• EXERCISE BRIEF
Report each line of the records where "time" occurs.

• RECORDED INFORMATION
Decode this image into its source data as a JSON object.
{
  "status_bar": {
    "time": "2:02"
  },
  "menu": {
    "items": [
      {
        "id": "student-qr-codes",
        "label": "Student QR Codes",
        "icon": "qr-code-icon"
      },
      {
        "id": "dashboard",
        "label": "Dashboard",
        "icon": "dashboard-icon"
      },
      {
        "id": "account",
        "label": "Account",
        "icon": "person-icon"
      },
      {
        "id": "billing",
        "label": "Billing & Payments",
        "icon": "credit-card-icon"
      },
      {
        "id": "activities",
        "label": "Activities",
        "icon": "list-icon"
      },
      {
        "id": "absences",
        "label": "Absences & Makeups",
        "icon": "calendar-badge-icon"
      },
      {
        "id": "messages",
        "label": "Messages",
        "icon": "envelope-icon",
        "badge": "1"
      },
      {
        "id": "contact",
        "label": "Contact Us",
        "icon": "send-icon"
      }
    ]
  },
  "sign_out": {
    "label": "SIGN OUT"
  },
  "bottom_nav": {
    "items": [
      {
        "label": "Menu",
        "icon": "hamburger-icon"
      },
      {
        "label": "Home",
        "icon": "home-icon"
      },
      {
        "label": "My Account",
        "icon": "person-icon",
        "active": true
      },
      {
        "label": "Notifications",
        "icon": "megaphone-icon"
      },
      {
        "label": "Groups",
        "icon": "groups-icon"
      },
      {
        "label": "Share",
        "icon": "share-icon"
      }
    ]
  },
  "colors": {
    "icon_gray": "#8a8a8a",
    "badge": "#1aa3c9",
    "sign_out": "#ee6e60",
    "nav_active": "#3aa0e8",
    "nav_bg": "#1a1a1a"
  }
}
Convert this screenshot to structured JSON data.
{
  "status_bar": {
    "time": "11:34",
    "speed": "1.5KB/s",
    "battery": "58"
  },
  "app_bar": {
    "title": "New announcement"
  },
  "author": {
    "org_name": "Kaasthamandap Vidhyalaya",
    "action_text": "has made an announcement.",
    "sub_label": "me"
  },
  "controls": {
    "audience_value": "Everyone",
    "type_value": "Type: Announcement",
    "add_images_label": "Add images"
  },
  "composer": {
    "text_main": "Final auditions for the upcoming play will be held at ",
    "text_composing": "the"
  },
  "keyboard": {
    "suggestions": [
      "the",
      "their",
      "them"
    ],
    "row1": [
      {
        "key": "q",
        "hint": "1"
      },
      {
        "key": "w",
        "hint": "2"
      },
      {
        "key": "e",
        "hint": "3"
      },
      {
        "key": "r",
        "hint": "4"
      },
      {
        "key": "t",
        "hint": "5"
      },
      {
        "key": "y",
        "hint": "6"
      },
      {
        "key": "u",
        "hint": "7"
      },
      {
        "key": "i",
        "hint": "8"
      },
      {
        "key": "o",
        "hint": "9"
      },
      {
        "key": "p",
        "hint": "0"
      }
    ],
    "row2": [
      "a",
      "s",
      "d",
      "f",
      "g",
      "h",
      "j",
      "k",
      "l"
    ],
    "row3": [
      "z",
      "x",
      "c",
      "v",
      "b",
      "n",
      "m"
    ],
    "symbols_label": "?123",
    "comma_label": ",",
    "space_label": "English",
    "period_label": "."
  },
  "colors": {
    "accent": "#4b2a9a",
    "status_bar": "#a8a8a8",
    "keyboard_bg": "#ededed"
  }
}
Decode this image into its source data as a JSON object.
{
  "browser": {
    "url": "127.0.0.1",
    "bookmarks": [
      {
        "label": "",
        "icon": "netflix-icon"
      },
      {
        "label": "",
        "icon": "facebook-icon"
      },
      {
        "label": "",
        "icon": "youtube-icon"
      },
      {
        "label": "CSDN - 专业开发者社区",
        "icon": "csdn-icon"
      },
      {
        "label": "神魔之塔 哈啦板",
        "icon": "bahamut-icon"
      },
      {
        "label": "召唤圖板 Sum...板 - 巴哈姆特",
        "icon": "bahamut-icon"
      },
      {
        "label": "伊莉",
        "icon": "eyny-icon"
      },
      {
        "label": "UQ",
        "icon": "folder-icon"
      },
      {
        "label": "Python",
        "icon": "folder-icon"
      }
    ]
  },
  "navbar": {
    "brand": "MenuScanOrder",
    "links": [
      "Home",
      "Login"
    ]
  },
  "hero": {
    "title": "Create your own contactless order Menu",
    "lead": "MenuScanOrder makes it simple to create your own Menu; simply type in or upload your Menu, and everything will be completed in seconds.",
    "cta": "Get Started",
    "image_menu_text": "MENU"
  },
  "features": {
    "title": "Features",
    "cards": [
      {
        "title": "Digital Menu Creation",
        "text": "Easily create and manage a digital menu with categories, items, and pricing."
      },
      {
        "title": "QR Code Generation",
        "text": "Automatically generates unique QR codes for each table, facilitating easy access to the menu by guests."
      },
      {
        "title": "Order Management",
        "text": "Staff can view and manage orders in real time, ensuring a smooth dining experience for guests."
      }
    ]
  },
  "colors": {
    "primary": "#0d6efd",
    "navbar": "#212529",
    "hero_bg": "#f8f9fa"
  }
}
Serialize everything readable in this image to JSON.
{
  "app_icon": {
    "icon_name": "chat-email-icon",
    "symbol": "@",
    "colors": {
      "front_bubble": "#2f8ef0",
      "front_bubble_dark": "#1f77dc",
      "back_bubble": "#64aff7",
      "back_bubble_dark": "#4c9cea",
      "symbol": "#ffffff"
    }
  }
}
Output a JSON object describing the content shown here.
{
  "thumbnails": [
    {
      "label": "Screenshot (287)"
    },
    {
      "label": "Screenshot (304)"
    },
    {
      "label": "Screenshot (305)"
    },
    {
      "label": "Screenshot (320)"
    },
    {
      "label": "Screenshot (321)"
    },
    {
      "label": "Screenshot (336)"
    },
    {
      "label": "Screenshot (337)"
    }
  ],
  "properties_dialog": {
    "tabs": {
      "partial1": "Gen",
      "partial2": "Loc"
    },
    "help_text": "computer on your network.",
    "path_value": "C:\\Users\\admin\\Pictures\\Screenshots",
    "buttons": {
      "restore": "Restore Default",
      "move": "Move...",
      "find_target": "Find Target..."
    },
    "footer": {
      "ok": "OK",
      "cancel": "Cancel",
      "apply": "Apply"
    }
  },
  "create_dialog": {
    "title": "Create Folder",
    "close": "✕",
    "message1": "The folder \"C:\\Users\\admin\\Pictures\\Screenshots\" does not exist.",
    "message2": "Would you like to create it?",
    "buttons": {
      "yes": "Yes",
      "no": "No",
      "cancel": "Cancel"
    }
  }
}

• SOLUTION TO THE PROBLEM
    "time": "2:02"
    "time": "11:34",
        "text": "Staff can view and manage orders in real time, ensuring a smooth dining experience for guests."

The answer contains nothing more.